***** RECORDS PROVIDED
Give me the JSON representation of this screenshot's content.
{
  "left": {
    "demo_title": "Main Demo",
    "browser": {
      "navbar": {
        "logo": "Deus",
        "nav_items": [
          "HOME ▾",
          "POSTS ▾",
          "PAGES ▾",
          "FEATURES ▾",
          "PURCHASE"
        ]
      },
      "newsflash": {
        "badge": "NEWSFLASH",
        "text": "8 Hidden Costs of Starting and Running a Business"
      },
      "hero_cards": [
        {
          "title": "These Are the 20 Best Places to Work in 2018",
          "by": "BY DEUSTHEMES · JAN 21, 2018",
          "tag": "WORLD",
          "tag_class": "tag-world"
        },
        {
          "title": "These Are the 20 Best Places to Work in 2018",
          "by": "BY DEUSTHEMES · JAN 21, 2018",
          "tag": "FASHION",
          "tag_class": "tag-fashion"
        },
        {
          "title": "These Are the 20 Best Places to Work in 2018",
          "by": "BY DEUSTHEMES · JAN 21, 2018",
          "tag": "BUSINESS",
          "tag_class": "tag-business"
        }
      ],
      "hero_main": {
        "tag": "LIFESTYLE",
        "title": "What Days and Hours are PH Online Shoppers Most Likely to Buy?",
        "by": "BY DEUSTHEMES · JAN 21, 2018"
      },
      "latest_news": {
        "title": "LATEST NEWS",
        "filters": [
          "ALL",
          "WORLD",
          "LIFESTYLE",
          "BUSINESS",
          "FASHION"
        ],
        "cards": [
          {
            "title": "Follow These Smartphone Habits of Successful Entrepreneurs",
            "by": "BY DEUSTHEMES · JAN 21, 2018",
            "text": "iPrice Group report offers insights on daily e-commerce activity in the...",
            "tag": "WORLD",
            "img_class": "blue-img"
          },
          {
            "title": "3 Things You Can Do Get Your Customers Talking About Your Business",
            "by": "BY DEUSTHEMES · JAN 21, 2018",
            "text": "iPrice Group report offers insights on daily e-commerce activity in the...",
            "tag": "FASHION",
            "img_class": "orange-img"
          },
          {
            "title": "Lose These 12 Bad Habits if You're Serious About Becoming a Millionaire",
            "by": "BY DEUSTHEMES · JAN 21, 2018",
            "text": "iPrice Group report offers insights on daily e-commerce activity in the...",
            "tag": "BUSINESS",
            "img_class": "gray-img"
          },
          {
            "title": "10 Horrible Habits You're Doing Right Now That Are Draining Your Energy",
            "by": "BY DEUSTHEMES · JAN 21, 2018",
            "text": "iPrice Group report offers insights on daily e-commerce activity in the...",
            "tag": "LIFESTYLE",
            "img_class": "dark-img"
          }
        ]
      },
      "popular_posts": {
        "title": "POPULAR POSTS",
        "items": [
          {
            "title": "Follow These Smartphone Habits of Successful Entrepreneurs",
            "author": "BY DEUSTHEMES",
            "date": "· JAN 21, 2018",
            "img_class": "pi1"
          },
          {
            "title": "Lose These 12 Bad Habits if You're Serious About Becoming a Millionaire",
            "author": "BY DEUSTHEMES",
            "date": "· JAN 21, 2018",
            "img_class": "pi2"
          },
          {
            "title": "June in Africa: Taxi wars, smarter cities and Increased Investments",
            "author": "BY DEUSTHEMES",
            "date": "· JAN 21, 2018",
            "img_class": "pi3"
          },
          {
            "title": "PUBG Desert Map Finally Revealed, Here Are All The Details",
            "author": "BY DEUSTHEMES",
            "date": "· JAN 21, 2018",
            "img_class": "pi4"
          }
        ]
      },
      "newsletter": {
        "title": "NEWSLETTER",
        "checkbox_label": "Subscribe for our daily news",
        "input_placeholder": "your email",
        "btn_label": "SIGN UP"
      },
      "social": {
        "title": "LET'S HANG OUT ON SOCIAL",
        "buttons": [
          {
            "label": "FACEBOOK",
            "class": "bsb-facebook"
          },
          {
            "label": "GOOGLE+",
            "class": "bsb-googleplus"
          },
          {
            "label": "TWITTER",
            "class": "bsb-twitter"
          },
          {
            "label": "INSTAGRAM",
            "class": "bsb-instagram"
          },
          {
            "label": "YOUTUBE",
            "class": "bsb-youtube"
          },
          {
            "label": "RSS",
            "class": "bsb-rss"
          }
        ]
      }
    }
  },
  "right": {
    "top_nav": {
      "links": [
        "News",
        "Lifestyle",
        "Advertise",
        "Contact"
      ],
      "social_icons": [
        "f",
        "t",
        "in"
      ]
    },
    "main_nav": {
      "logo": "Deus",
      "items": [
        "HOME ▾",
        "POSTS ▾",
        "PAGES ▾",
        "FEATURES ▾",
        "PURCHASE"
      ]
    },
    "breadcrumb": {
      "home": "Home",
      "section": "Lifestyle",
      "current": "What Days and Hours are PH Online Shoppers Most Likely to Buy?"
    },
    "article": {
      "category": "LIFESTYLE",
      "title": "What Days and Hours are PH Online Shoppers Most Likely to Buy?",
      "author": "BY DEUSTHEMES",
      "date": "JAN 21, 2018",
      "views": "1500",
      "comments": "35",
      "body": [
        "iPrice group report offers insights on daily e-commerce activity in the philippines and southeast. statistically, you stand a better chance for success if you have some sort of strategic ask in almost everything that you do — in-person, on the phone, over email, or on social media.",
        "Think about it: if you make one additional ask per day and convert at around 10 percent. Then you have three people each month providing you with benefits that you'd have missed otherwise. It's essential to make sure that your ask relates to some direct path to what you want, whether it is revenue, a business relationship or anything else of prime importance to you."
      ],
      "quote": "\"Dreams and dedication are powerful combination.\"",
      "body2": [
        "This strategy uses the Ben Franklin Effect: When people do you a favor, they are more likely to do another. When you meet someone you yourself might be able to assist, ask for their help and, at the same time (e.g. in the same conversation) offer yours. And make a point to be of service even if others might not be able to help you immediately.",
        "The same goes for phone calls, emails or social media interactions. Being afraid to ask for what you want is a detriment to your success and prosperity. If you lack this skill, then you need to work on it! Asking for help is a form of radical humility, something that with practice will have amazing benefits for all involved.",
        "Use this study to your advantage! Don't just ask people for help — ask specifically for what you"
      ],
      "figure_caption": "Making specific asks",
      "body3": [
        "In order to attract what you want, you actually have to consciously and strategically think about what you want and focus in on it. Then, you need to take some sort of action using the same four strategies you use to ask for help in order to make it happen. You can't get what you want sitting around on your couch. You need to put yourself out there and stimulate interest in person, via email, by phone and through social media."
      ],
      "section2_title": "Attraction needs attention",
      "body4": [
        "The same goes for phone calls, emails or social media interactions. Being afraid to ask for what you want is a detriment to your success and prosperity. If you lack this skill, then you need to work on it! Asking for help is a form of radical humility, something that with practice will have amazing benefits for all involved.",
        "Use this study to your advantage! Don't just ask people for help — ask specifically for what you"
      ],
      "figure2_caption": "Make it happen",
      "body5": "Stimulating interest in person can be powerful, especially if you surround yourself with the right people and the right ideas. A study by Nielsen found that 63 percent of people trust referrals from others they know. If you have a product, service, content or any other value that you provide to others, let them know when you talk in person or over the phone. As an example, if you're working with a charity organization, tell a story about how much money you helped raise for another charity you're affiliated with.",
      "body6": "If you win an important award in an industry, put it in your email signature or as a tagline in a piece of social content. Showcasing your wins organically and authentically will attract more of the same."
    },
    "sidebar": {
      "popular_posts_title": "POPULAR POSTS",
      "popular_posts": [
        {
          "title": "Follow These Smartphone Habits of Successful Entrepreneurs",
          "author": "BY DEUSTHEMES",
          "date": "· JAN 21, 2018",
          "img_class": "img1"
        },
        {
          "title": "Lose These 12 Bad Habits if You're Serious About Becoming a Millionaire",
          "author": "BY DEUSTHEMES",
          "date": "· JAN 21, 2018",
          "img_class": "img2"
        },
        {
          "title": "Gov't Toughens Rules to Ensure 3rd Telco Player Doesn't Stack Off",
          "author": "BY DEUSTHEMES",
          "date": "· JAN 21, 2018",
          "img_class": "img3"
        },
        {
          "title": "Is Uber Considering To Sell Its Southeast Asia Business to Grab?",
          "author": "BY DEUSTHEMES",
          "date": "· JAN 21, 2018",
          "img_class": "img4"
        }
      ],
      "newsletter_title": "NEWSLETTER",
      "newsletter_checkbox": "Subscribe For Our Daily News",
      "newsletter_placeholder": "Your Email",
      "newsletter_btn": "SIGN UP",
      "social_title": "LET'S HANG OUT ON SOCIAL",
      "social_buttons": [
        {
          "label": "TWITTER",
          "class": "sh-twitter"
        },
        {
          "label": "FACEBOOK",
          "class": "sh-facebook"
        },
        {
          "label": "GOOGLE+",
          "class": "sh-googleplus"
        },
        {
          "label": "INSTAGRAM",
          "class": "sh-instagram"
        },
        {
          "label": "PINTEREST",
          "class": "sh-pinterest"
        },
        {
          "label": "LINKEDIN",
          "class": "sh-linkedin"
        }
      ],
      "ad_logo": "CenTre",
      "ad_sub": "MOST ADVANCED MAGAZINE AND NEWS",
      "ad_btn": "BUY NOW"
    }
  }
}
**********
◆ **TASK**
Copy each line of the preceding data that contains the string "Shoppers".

◆ **WRITTEN ANSWER**
        "title": "What Days and Hours are PH Online Shoppers Most Likely to Buy?",
      "current": "What Days and Hours are PH Online Shoppers Most Likely to Buy?"
      "title": "What Days and Hours are PH Online Shoppers Most Likely to Buy?",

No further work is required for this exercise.